DefCon 26: Steph’s Recap
This post has been a long time coming. DefCon 26 was one of the best experiences of my life. However, immediately after leaving, I suffered two great losses, back to back, and my family was going through a bit of a tough time. Now that the fog has somewhat lifted, I decided to reminisce about my experience at DefCon in hopes of inspiring some of you to go next year.
I had no clue I was going to be attending DefCon this year. I have wanted to go for about 4 years now, and each year, I either couldn’t afford it or was too scared to go alone. When I saw a tweet from WISP where they were sponsoring five women to go, I retweeted and hoped for the best. And I won! I immediately bought my ticket and reserved my hotel accommodations. I’d like to say thank you to all of the sponsors that donated and allowed 52 more women the opportunity to go to DefCon this year.
#WISPDEFCON !!!! I’d definitely appreciate the opportunity!— InfoSteph (@StephandSec) July 7, 2018
From the moment I landed until the second I left, I was firing on all cylinders, adrenaline pumping through me in massive amounts. It was my first time in Las Vegas AND my first time attending DefCon. Talk about culture shock. Everything is supposed to be bigger in Texas, but I think Las Vegas stole that. Holy large hotels!
Due to a rather annoying flight mishap, I came in on the Thursday before DefCon. I dropped off my bags, met my amazing roommate, Ebun and we made our way to the Diana Initiative, an inclusive conference that encourages diversity and supports women who want to pursue careers in information security. The enthusiasm for this event was unmatched. They had to turn 900 people away!
Luckily, I pre-registered, so I was able to get into the conference.

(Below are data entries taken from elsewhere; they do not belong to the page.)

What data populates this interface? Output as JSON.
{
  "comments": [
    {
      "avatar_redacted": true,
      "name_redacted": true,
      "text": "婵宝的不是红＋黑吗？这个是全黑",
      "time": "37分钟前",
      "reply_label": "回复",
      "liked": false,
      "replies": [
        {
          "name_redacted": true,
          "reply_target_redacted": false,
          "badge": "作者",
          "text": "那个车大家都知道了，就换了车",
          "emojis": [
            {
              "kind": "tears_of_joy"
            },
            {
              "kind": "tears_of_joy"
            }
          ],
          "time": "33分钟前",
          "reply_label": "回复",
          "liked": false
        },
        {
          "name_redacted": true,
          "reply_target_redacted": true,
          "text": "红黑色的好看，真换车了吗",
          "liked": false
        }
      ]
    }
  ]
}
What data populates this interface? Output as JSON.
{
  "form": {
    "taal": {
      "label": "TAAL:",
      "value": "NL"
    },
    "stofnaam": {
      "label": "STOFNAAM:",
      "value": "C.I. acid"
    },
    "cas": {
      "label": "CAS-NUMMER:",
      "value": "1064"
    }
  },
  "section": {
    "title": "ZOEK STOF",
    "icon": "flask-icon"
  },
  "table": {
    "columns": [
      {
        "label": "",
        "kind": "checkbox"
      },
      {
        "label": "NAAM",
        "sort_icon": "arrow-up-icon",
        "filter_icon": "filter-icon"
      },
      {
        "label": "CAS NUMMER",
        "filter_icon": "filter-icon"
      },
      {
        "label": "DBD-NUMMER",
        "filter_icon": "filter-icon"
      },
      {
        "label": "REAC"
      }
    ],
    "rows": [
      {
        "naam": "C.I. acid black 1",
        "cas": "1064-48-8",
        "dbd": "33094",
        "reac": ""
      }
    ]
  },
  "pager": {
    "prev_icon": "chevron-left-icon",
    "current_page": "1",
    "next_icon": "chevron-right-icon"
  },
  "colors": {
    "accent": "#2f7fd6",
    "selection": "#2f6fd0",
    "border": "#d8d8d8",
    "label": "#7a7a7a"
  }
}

I attended a bunch of talks, learned so much and forgot to eat a thing until later that night. I met a bunch of women in tech, networked and ultimately felt…at home. It felt like, for once, I wasn’t the only woman in the room. No one challenged my technical aptitude; instead, they encouraged my technical growth. I never once felt inferior, or unheard, or talked over. My favorite talk of all of the ones I attended (though all of the women were AMAZING) was a talk by Jennifer Edmonson (What IF? A Little Experiment on Lighting the Motivational Fire for my App Sec Team) where she shares an experiment that she did where she gave her team three hours on Friday to work on something unrelated to work and the effects that had on her team. May come in handy when it’s my turn to lead.
Sadly, after all of that, I was too exhausted to do much else. And so the first day ended. Day 2 began with a whirlwind as well. I rushed to get to Diana Initiative on time, so that I could have a good seat for my mentor’s Keynote Speech. Keirsten Brager gave the girls all of the tea on knowing your worth, demanding what you deserve and securing the InfoSec bag! Having read her book multiple times, I was familiar with parts of her speech, but she threw in some bonuses that I happily wrote down. After her speech, my Zero Days (Lauren and Ebun) and I made our way to the vendor booth. There, we networked, got some swag and talked to vendors.

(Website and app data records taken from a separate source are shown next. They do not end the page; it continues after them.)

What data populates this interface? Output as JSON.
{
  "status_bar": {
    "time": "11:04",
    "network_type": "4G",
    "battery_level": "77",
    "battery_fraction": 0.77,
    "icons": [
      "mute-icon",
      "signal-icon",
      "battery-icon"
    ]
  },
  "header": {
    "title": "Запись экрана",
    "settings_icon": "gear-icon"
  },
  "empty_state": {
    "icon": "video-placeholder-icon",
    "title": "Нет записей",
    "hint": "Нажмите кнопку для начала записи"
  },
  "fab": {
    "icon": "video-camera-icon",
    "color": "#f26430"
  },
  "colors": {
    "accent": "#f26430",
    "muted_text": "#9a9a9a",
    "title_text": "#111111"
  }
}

After that, we joined a group of ladies from WISP and their Capture the Flag team (organized by Ian Coldwater). It was almost immediate that I found out it was extremely out of my depth. I did get to meet an amazing woman @TinkerFairy_Net who showed me the ropes on how to find one particular flag. I spent way too much time scratching my head during our time there, but it sparked an interest to try some at home. Later that night, we attended HackerOne and WISP’s event on ethical hacking. There was even a CTF that I didn’t do too bad with!
Day 3 started with WaffleCon, a private event for the #WISPDEFCON winners. After that, we met with my mentor and had a pretty awesome conversation. I also swore on a checkbook that by DefCon 28, I’d either have my CISSP or I’d be ready to sit for the exam. Yes, my mentor is cooler than yours. We visited the Car Hacking village and the ICS village and then ended up at the Ethics village, where a panel discussion on Diversity and Equality in InfoSec was underway. I even got involved in the topic of whether the phrase “I don’t see color” was problematic or not (If you were wondering, it is). After that, we talked, had dinner and talked some more.
My last day was spent having awesome and interesting conversations with a lot of black people in Info Sec. As someone who is passionate about diversity and inclusion in the InfoSec space, it was one of the highlights of my time there. I shared an almost teary goodbye to my Zero Days and embarked on a trip home.
Being at DefCon felt like a hug. I felt like I belonged. Being from a family that isn’t into technology and having most of my friends uninterested in technology, embarking on this journey can feel a bit lonely at times. At DefCon, I never felt misunderstood or alone. I felt like I was at home. And that is the most rewarding part of my experience.
Needless to say, I had an amazing time at DefCon. I’ll probably be writing a guide on how to do DefCon before the next one as well. I didn’t get to do most of the things I set out to do, or meet the people I wanted to meet. And that’s okay, because next year, I will! And…maybe I’ll speak next year as well? Only time will tell.